Fantastic, thanks Thor!  I'm obviously still learning a few tricks of the KNIME trade.

I agree with van Koperen though, would be nice if the CSV reader incorporated the same preview table that the file reader has for locking down known data types.

Also, the" Row as Table Header" node idea would be handy.



Hi everybody,

I really, really would second van Koperen's take that there should be an option to force everything to a string, that would be at least a predictable outcome.

At the moment, I am working on importing data from csv's in a dynamic fashion, i.e., the columns change, but the file reader should be able to handle any table coming in without configuration.

I can change the column names dynamically by passing a header file and insert the header, check.

What I can't change are columns that look like integers but really are strings (numeric id's). The problem is that converting the falsely identified integer columns back to string fails, if the numeric string is really long, e.g., 123456789012345678902828387. This ID will be converted to scientific notation and I can't get the ID back from it. (at least as far as I know)

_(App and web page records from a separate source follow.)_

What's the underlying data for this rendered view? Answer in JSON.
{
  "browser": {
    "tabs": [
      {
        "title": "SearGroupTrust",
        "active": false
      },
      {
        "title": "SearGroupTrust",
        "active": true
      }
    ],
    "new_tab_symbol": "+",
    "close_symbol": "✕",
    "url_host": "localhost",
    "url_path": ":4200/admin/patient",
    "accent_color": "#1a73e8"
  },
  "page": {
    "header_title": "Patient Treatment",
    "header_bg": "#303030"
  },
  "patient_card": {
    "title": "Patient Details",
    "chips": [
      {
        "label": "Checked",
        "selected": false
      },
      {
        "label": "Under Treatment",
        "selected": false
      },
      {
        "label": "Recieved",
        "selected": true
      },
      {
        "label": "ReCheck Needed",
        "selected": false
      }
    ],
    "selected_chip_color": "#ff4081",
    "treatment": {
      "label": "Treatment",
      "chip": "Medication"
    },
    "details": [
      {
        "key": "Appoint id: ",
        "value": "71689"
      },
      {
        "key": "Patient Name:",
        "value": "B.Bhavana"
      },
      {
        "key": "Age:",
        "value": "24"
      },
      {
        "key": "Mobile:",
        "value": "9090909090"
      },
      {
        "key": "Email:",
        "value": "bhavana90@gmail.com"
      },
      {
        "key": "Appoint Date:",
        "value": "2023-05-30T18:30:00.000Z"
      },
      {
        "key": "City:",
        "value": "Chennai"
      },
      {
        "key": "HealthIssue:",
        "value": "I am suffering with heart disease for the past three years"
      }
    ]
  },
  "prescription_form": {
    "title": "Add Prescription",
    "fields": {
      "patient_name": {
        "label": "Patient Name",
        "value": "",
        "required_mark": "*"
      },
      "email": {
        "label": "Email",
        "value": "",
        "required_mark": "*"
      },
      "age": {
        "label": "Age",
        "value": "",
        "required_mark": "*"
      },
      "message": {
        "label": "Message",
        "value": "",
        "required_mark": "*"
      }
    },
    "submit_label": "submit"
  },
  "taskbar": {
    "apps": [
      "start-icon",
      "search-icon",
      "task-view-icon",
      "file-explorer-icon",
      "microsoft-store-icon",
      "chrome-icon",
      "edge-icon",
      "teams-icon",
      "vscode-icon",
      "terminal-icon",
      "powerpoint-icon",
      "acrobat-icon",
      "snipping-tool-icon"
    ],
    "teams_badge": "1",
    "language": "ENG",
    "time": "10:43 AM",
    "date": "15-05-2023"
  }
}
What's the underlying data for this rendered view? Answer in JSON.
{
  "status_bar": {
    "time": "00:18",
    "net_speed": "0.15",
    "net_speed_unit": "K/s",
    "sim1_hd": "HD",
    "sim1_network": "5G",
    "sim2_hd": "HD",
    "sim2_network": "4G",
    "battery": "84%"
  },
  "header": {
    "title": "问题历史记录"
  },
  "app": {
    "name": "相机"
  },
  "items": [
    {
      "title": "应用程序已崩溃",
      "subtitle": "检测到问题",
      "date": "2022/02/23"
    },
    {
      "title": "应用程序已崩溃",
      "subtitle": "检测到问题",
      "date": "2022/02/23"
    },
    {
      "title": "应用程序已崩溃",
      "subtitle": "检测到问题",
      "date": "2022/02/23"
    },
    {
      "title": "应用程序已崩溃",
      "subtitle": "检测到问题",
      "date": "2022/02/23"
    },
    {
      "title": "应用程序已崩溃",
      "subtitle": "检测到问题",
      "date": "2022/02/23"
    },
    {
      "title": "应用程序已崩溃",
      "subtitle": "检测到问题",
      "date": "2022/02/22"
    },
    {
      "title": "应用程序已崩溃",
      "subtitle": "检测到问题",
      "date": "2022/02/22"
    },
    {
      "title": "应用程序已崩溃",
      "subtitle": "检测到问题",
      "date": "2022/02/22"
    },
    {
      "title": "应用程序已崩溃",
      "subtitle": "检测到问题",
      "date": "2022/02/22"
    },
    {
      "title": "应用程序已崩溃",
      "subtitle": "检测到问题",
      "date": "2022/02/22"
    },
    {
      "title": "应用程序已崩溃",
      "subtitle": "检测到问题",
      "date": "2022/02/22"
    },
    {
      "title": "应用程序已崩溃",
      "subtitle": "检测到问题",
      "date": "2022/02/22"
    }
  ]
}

To work around this problem I am now so desperate that I am putting an additional line in the data that has a String for every column I want to be a string and a number for the other columns. This really gross workaround would actually work, if Knime would now not consider the single string value as the missing value identifier and classifies this row as "missing" and puts the whole column back to Int again! It's like Zombies, you just can't kill it :).

I am now considering putting a second string line in the data set, hoping that knime can only have one missing value indicator per column and will now finally accept my "strings".

Is there any other way to tell the file reader that I want strings, but nothing as strings? Using the line reader doesn't work for me because I have to deal with line breaks in strings etc.

Thanks a lot in advance and best regards,




I am trying to read web pages whith Dataset reader of Palladian node.

ut allwais i obtain the following error:

DatasetReaderNodeModel             Could not read line 0   ""

DatasetReaderNodeModel             Could not read line 1    ""

In the file i have two liens like:

Where il my error?

Thanks a lot in advance and best regards,